[Start of Attachment]
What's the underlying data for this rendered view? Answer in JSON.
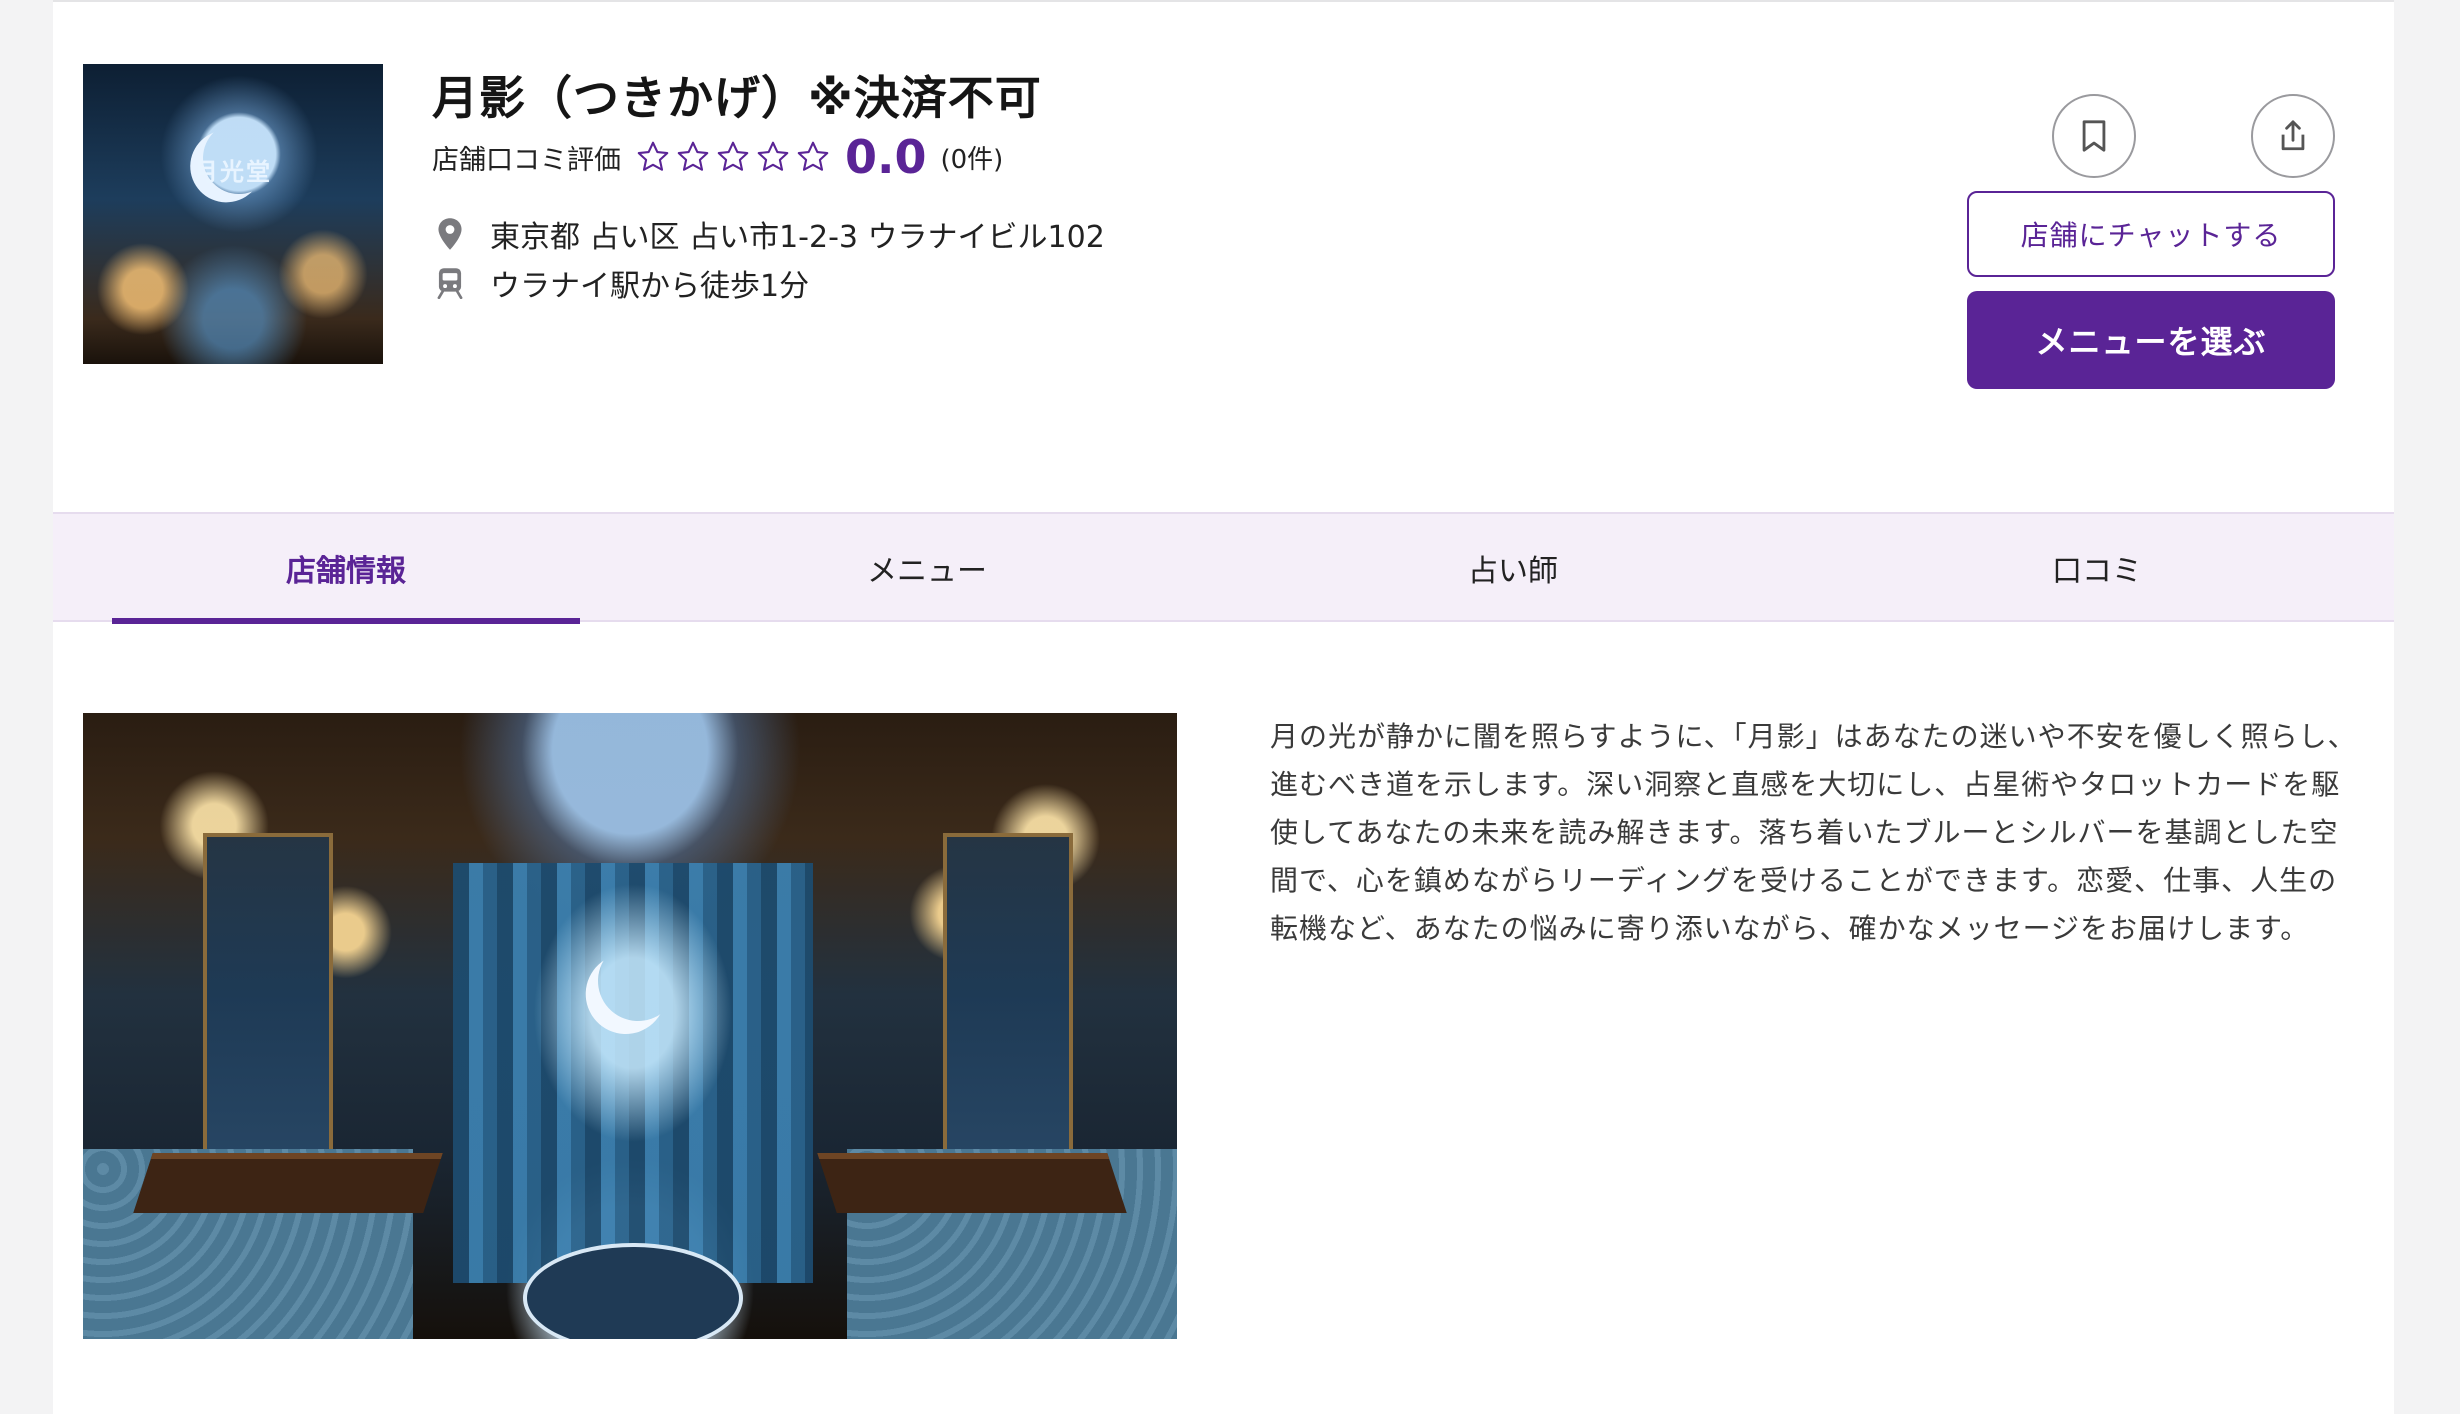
{
  "shop": {
    "name": "月影（つきかげ）※決済不可",
    "thumbnail_sign": "月光堂",
    "rating_label": "店舗口コミ評価",
    "rating_value": "0.0",
    "rating_count": "(0件)",
    "stars_filled": 0,
    "stars_total": 5,
    "address": "東京都 占い区 占い市1-2-3 ウラナイビル102",
    "access": "ウラナイ駅から徒歩1分",
    "icons": {
      "location": "location-pin-icon",
      "access": "train-icon",
      "bookmark": "bookmark-icon",
      "share": "share-icon"
    }
  },
  "actions": {
    "chat_label": "店舗にチャットする",
    "menu_label": "メニューを選ぶ"
  },
  "tabs": [
    {
      "label": "店舗情報",
      "active": true
    },
    {
      "label": "メニュー",
      "active": false
    },
    {
      "label": "占い師",
      "active": false
    },
    {
      "label": "口コミ",
      "active": false
    }
  ],
  "description": "月の光が静かに闇を照らすように、「月影」はあなたの迷いや不安を優しく照らし、進むべき道を示します。深い洞察と直感を大切にし、占星術やタロットカードを駆使してあなたの未来を読み解きます。落ち着いたブルーとシルバーを基調とした空間で、心を鎮めながらリーディングを受けることができます。恋愛、仕事、人生の転機など、あなたの悩みに寄り添いながら、確かなメッセージをお届けします。",
  "colors": {
    "accent": "#5a2496",
    "tab_bg": "#f5eff9",
    "page_bg": "#f3f3f4"
  }
}
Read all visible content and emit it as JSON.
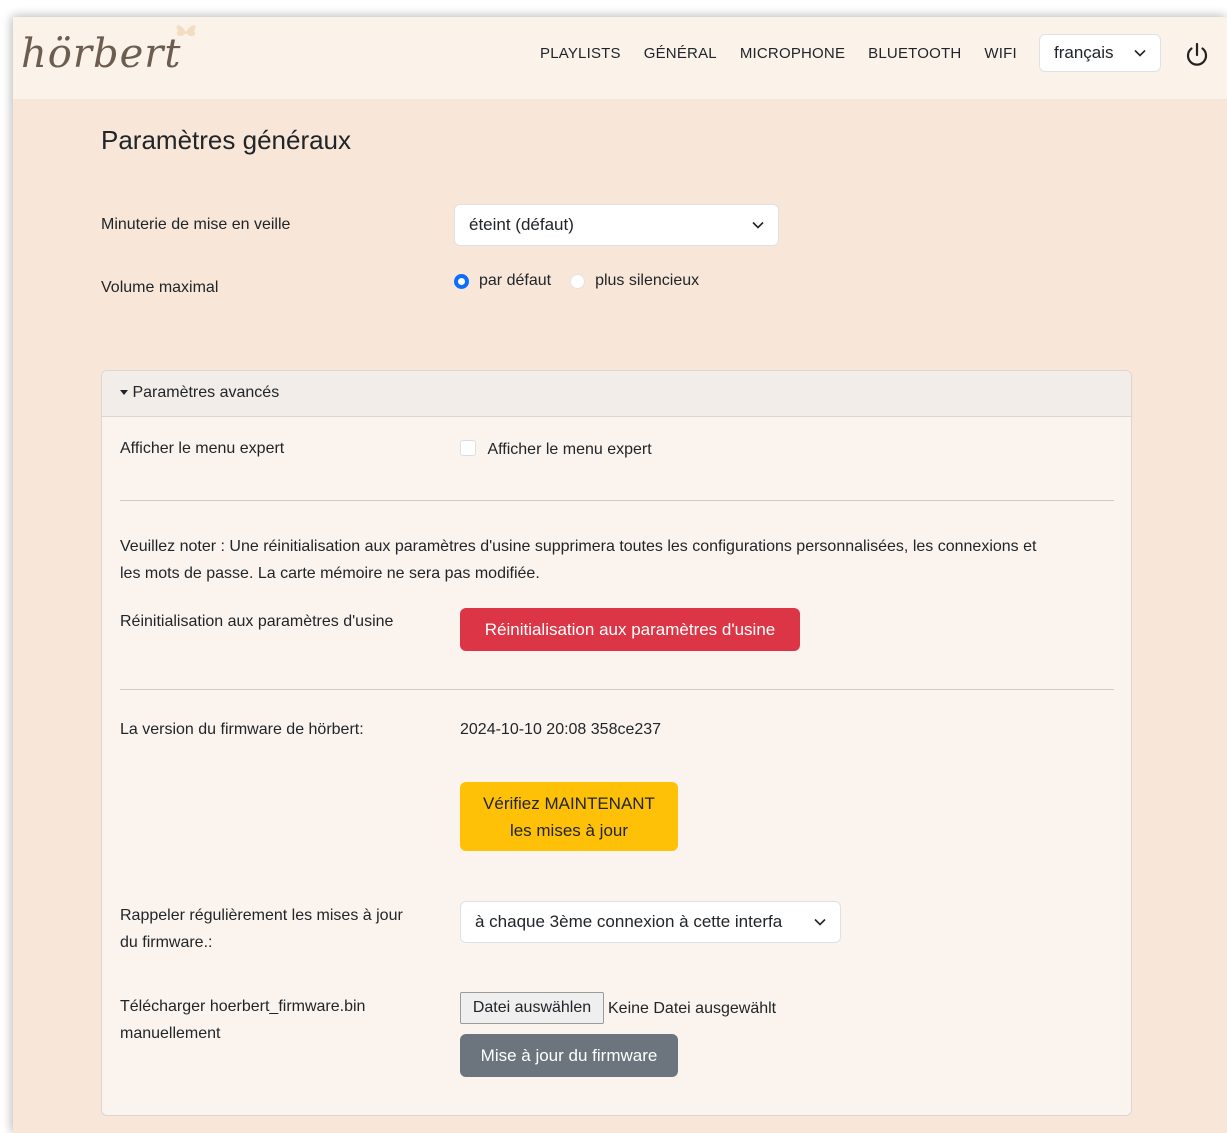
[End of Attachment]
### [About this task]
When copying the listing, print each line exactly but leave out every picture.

### [Task response]
What's the underlying data for this rendered view? Answer in JSON.
{
  "shop": {
    "name": "月影（つきかげ）※決済不可",
    "thumbnail_sign": "月光堂",
    "rating_label": "店舗口コミ評価",
    "rating_value": "0.0",
    "rating_count": "(0件)",
    "stars_filled": 0,
    "stars_total": 5,
    "address": "東京都 占い区 占い市1-2-3 ウラナイビル102",
    "access": "ウラナイ駅から徒歩1分",
    "icons": {
      "location": "location-pin-icon",
      "access": "train-icon",
      "bookmark": "bookmark-icon",
      "share": "share-icon"
    }
  },
  "actions": {
    "chat_label": "店舗にチャットする",
    "menu_label": "メニューを選ぶ"
  },
  "tabs": [
    {
      "label": "店舗情報",
      "active": true
    },
    {
      "label": "メニュー",
      "active": false
    },
    {
      "label": "占い師",
      "active": false
    },
    {
      "label": "口コミ",
      "active": false
    }
  ],
  "description": "月の光が静かに闇を照らすように、「月影」はあなたの迷いや不安を優しく照らし、進むべき道を示します。深い洞察と直感を大切にし、占星術やタロットカードを駆使してあなたの未来を読み解きます。落ち着いたブルーとシルバーを基調とした空間で、心を鎮めながらリーディングを受けることができます。恋愛、仕事、人生の転機など、あなたの悩みに寄り添いながら、確かなメッセージをお届けします。",
  "colors": {
    "accent": "#5a2496",
    "tab_bg": "#f5eff9",
    "page_bg": "#f3f3f4"
  }
}
Read all visible content and emit it as JSON.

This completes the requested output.